A law degree lover and loather pitch for their course — Dragon’s Den style
Is it better to study law at university, or do a non-law degree and then a law conversion course? It’s an age-old question no one has quite been able to answer; the perfect setting for another great Legal Cheek debate.
Today, we hear from Millie Pierce, a second year law student at the University of Warwick, and Monica Davis, who recently completed her Graduate Diploma in Law (GDL) after studying languages at the University of Southampton.
The pair go head-to-head in the quest to prove which route is better. Who do you agree with? Take our poll down below to let us know.
Millie Pierce for team LLB
For me, doing the LLB was a no-brainer; it was the only thing I could see myself studying and still being interested in three years down the line.
There is so much diversity between modules and areas of study. Many LLB-ers agree that a factor in choosing their degree is the number of optional modules, which broadens their depth of the law in general.

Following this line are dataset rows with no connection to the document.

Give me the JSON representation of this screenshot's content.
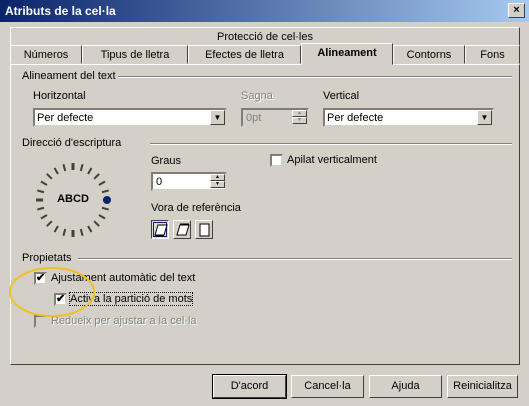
{
  "window": {
    "title": "Atributs de la cel·la",
    "close": "×"
  },
  "tabs_back": [
    {
      "label": "Protecció de cel·les"
    }
  ],
  "tabs": [
    {
      "label": "Números"
    },
    {
      "label": "Tipus de lletra"
    },
    {
      "label": "Efectes de lletra"
    },
    {
      "label": "Alineament",
      "active": true
    },
    {
      "label": "Contorns"
    },
    {
      "label": "Fons"
    }
  ],
  "alignment": {
    "group_title": "Alineament del text",
    "horizontal_label": "Horitzontal",
    "horizontal_value": "Per defecte",
    "indent_label": "Sagna",
    "indent_value": "0pt",
    "vertical_label": "Vertical",
    "vertical_value": "Per defecte"
  },
  "direction": {
    "group_title": "Direcció d'escriptura",
    "dial_text": "ABCD",
    "degrees_label": "Graus",
    "degrees_value": "0",
    "stacked_label": "Apilat verticalment",
    "stacked_checked": false,
    "ref_edge_label": "Vora de referència"
  },
  "properties": {
    "group_title": "Propietats",
    "auto_wrap_label": "Ajustament automàtic del text",
    "auto_wrap_checked": true,
    "hyphenation_label": "Activa la partició de mots",
    "hyphenation_checked": true,
    "shrink_label": "Redueix per ajustar a la cel·la",
    "shrink_checked": false
  },
  "buttons": {
    "ok": "D'acord",
    "cancel": "Cancel·la",
    "help": "Ajuda",
    "reset": "Reinicialitza"
  },
  "colors": {
    "highlight_circle": "#f0c020",
    "titlebar_start": "#0a246a",
    "dial_marker": "#0a246a"
  }
}
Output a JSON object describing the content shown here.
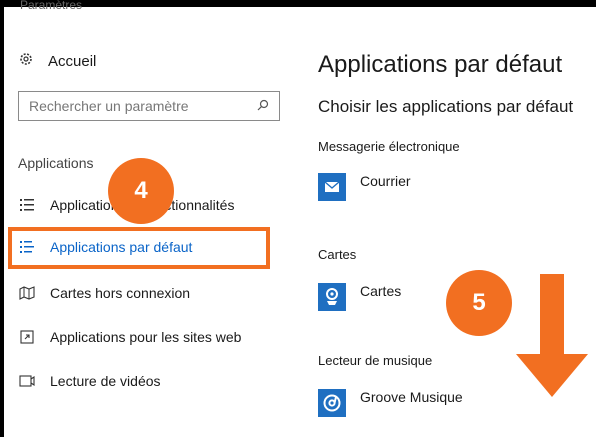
{
  "top_cut_text": "Paramètres",
  "sidebar": {
    "home_label": "Accueil",
    "search_placeholder": "Rechercher un paramètre",
    "section_title": "Applications",
    "items": [
      {
        "label": "Applications et fonctionnalités",
        "icon": "apps-features-icon"
      },
      {
        "label": "Applications par défaut",
        "icon": "default-apps-icon",
        "active": true
      },
      {
        "label": "Cartes hors connexion",
        "icon": "offline-maps-icon"
      },
      {
        "label": "Applications pour les sites web",
        "icon": "apps-websites-icon"
      },
      {
        "label": "Lecture de vidéos",
        "icon": "video-playback-icon"
      }
    ]
  },
  "main": {
    "title": "Applications par défaut",
    "subtitle": "Choisir les applications par défaut",
    "categories": [
      {
        "label": "Messagerie électronique",
        "app": "Courrier",
        "icon": "mail-icon"
      },
      {
        "label": "Cartes",
        "app": "Cartes",
        "icon": "maps-icon"
      },
      {
        "label": "Lecteur de musique",
        "app": "Groove Musique",
        "icon": "groove-icon"
      }
    ]
  },
  "annotations": {
    "badge_4": "4",
    "badge_5": "5",
    "accent_color": "#f26f21"
  },
  "colors": {
    "link_blue": "#0a64c8",
    "tile_blue": "#1f6fc1"
  }
}
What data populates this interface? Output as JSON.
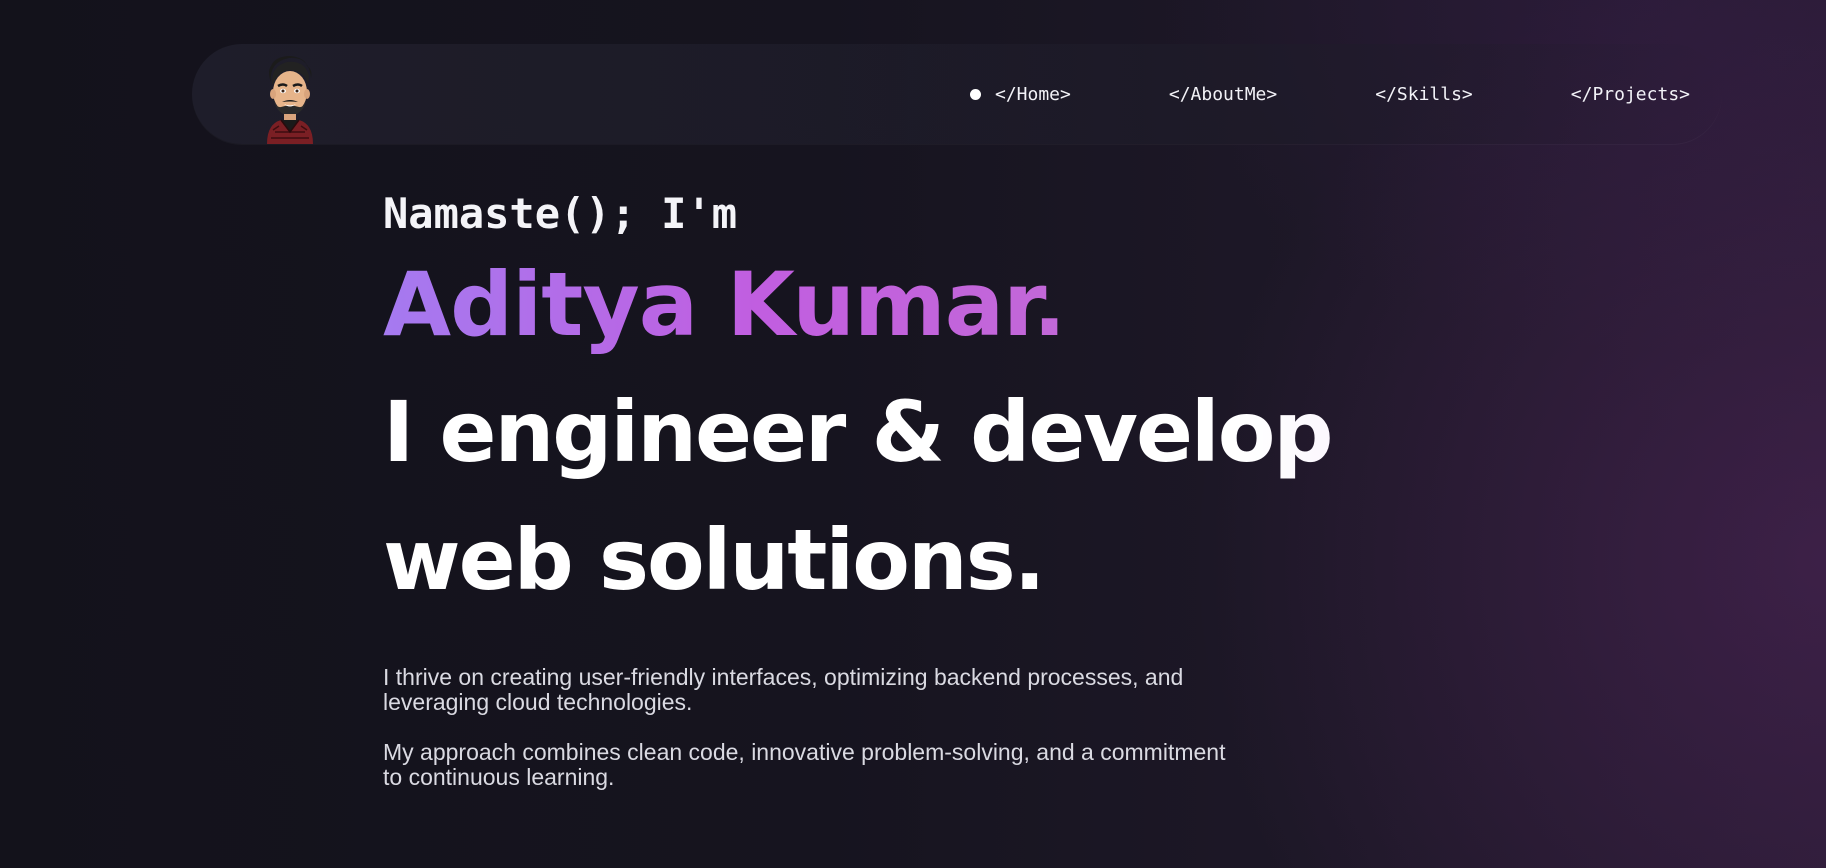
{
  "colors": {
    "background": "#15141f",
    "accent_start": "#a57af0",
    "accent_end": "#c15ee0",
    "text": "#ffffff",
    "muted_text": "#dadae2"
  },
  "navbar": {
    "avatar_icon": "bitmoji-avatar-icon",
    "active_indicator_icon": "dot-icon",
    "items": [
      {
        "label": "</Home>",
        "active": true
      },
      {
        "label": "</AboutMe>",
        "active": false
      },
      {
        "label": "</Skills>",
        "active": false
      },
      {
        "label": "</Projects>",
        "active": false
      }
    ]
  },
  "hero": {
    "greeting": "Namaste(); I'm",
    "name": "Aditya Kumar.",
    "tagline": "I engineer & develop web solutions.",
    "paragraphs": [
      "I thrive on creating user-friendly interfaces, optimizing backend processes, and leveraging cloud technologies.",
      "My approach combines clean code, innovative problem-solving, and a commitment to continuous learning."
    ]
  }
}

Understandably, an argument from people who have studied the GDL might be this: optional modules are unnecessary in the quest to qualify. Many LLB students, including myself, would respond that, actually, the optional modules have helped them to refine exactly which area of law interests them and then tailor their career options and training contract applications to these areas.
The depth of knowledge of the law gained in the LLB is totally incomparable. Sure, the GDL-ers would argue that it’s pointless learning a module such as the social theory of law or legal history, but the depth and breadth of knowledge that such modules provide helps them have an advantage over their GDL counterparts. This advantage comes both in terms of commercial awareness in many a commercial module option, and purely a greater understanding of law in the world around them and the jurisprudential side of law.
Another reason to choose the LLB is because of its reputation. Even if a graduate decided not to pursue a career in law, many sectors would agree the challenges faced during a law degree — as well as the high quality of students produced — would make a law student a very appealing candidate.
Perhaps the most obvious and practical enticement the LLB boasts over the GDL is that a law degree equals a year less study; this means LLB students are ahead of the game and are earning money sooner. Included in this bonus is the prospect of a year’s less university debt, which is weighing down on GDL grads’ shoulders.
Monica Davis for team GDL
You don’t need a law degree to be a lawyer, so why put yourself through the pain of one?
The GDL is a good route if you want to actually enjoy your time at university by studying something that interests you academically such as history or English literature. You are more likely to be a happier person and get higher marks this way rather than studying an LLB just because you think it sounds better.
Commercial law firms claim to take around 50% non-law students because they too have a lot to offer. Law grads might think they are the only ones who can critically analyse vast amounts of complex information, but so can students from other subjects like philosophy and engineering.
Non-law degrees enable you to develop new skill-sets and widen your opportunities. I personally decided to study modern languages so I could improve my fluency in two foreign languages; these are not just academic skills, but life skills. Studying other subjects like sciences, engineering or IT, to name a few, can open doors in other industries that law just can’t. They may even be able to give you a better understanding of industry sectors that lawyers eventually end up specialising in anyway.
The LLB is a theoretical, academic subject, which doesn’t give you a practical view of the vocation. While my LLB counterparts will argue that having more options on their degree will help them to choose their speciality, the reality is that studying an area of law is very different to practising it. LLB-ers may be limiting their options based on what they liked studying, rather than on the realities of practice. Besides, once you’re in a firm, seat choices may be limited anyway. At least GDL-ers may be more open-minded.
I enjoyed the GDL because while it is seen as an academic stage of training, it is very practical. The GDL is less about whether the new reforms blah blah and more about problem solving. You learn to analyse and apply relevant law to your client’s situation in order to advise them, which is what you will be doing on the LPC and in practice.
LLB v GDL: Which one is REALLY the best?
— Legal Cheek (@legalcheek) September 21, 2016